However, if something really nice has happened that day I can focus on it as I fall asleep. It goes on my contentment list: like when I’ve written a new story (I will sleep very well tonight) or when my wife told me she really liked my stories (without me even suggesting she read them). That was written in bold on my list. Kveling is the best sedative I’ve ever taken.
My youngest has just come up to me to go over all her boo boos. She obviously has her own list. And my wife is wondering where her cell phone is. I have to find my Palm.
I quickly look in what I call the “first tier” locations: those places it would mostly likely be: my backpack, my desk, and the top of the bureau. Nothing. I move to the second tier: my cubby (yes, we all have cubbies; mine usually for mail and magazines) and storage boxes where my wife places all my overflow stuff (you know, those things she keeps asking me to remove from the top of any empty surface but never do). Nothing.
I’m starting to feel desperate as I start in on my third tier (those places I’d never put my Palm but now feel I must investigate): the bathroom, on top of the TV, and under the bed. Desperation can move you to extremes. You begin to wonder if someone has taken it (you know, stolen it). You’re almost ready to point a finger. It’s that bad. Suddenly it’s late and the inevitable has happened: I’ve spent my entire evening looking for this thing and it still remains on my list as I prepare for slumber.
My father told me when I got married to never go to bed angry with my wife. But he never told me what to do with the things on my fretting list. I wake up the next morning and immediately go over every place (logical or not) my Palm could be. I go back to my first tier, this time looking slowly and methodically. It’s time to query my wife. She lists all the places I’ve already looked and when I groan that I’ve already looked there, she offers to look with fresh eyes. Nothing. I fret.
And then, it hits me (where these things come from is a mystery to me): the glove compartment of my car! I must admit, I am filled with anticipation. I know it’s there. I’m almost sure of it. In the recesses of my mind I actually think I remember putting it there. Is this just wishful thinking? I’ve never gotten to the fourth tier before.
Just the thought that I might finally have solved this is enough to move it from my fret to my contentment list (the more tiers you’ve scoured, the greater the pleasure). I’m in a very good mood.
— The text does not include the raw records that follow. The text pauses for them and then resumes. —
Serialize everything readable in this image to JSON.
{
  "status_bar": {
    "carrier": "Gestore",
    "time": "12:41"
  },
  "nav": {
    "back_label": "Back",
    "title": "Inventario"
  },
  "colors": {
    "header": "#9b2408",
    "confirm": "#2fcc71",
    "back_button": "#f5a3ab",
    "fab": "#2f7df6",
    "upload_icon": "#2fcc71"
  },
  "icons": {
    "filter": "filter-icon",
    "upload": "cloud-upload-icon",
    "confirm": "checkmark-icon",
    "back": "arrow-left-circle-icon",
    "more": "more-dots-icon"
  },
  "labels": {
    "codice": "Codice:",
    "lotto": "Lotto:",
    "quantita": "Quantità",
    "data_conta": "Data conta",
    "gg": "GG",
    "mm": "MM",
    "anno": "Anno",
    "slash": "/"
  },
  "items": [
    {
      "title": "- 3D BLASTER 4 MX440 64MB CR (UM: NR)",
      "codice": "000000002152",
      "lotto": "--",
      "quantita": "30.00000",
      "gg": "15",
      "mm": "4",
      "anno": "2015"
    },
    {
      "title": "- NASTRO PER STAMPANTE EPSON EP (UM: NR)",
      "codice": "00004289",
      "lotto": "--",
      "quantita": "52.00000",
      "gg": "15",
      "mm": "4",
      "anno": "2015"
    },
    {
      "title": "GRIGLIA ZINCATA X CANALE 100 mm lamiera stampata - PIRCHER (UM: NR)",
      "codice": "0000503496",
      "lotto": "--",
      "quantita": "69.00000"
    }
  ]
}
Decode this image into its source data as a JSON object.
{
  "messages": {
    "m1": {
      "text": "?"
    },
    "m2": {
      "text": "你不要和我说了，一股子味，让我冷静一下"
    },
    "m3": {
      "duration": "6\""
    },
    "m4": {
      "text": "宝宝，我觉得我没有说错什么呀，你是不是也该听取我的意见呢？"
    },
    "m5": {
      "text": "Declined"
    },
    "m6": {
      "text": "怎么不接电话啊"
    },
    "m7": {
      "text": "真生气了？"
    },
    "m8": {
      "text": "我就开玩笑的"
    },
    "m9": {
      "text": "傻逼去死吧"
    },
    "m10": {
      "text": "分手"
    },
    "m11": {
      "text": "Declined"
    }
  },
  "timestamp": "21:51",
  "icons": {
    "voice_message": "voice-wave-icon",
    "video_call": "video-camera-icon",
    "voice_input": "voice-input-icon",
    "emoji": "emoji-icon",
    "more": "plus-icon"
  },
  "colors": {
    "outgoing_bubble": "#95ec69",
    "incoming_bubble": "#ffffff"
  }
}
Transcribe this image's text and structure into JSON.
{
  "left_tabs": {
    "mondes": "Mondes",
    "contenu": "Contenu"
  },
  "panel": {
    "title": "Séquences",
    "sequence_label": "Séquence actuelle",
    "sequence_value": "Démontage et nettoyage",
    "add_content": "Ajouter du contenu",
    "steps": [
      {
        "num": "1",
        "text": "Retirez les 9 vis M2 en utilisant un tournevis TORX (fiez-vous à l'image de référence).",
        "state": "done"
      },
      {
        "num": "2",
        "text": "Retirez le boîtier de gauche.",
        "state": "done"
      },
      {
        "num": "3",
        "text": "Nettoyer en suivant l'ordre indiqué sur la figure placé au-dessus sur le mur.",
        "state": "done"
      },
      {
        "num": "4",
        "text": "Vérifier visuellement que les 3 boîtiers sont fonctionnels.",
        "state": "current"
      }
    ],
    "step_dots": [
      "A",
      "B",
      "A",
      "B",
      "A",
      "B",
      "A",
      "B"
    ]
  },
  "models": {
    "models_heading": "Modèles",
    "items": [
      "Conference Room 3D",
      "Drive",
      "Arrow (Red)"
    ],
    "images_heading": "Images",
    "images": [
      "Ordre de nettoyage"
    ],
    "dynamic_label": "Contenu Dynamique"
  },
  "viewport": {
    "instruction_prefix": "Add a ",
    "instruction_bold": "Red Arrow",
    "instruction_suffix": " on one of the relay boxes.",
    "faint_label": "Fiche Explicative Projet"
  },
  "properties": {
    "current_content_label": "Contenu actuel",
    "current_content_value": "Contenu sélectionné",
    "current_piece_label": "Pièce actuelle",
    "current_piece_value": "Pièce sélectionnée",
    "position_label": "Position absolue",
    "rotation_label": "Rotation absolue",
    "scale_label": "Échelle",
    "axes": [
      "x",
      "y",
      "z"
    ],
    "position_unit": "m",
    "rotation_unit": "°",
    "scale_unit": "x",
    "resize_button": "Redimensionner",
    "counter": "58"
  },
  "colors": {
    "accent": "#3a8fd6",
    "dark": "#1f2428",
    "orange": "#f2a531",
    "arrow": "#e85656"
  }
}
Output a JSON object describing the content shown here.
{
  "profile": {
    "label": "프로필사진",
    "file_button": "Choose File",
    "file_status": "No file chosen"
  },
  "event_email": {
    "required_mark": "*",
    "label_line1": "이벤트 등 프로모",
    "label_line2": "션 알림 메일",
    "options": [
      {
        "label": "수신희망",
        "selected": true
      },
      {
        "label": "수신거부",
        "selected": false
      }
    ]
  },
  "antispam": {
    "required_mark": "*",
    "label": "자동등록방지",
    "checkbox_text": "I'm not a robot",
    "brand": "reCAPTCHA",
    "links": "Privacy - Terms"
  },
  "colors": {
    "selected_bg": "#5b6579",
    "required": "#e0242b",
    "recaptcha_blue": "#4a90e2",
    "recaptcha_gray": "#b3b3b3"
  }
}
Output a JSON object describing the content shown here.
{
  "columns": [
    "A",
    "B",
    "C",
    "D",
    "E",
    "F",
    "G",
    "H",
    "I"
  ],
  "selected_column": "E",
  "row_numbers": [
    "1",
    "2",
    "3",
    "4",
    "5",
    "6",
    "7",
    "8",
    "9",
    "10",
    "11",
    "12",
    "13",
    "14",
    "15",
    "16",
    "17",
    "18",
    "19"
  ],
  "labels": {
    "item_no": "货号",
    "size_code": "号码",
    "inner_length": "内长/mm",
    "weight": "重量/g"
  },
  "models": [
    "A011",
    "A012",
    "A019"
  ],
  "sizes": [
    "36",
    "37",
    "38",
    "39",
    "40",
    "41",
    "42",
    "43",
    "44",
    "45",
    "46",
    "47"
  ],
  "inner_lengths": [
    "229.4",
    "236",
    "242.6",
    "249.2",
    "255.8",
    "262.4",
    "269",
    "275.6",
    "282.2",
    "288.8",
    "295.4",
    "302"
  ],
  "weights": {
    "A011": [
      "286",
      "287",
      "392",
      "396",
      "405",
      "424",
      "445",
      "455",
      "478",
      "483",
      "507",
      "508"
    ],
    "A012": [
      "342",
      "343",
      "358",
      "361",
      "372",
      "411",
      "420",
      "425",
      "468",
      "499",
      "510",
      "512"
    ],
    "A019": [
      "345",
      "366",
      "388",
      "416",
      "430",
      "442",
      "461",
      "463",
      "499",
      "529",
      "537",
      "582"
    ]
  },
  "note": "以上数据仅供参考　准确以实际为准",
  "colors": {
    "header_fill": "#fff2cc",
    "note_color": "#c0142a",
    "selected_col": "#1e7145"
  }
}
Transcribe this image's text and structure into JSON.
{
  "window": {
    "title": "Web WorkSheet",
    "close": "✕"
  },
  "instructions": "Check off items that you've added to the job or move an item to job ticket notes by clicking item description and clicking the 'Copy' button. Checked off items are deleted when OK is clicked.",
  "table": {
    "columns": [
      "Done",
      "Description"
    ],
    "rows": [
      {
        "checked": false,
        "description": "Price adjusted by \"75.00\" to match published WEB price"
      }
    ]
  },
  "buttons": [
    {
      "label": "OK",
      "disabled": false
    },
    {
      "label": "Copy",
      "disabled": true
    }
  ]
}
But should I be wrong, I can just as easily walk back through that border to the dark side unencumbered. This continuum is so transitory. But I’ll try not to fret too much about that.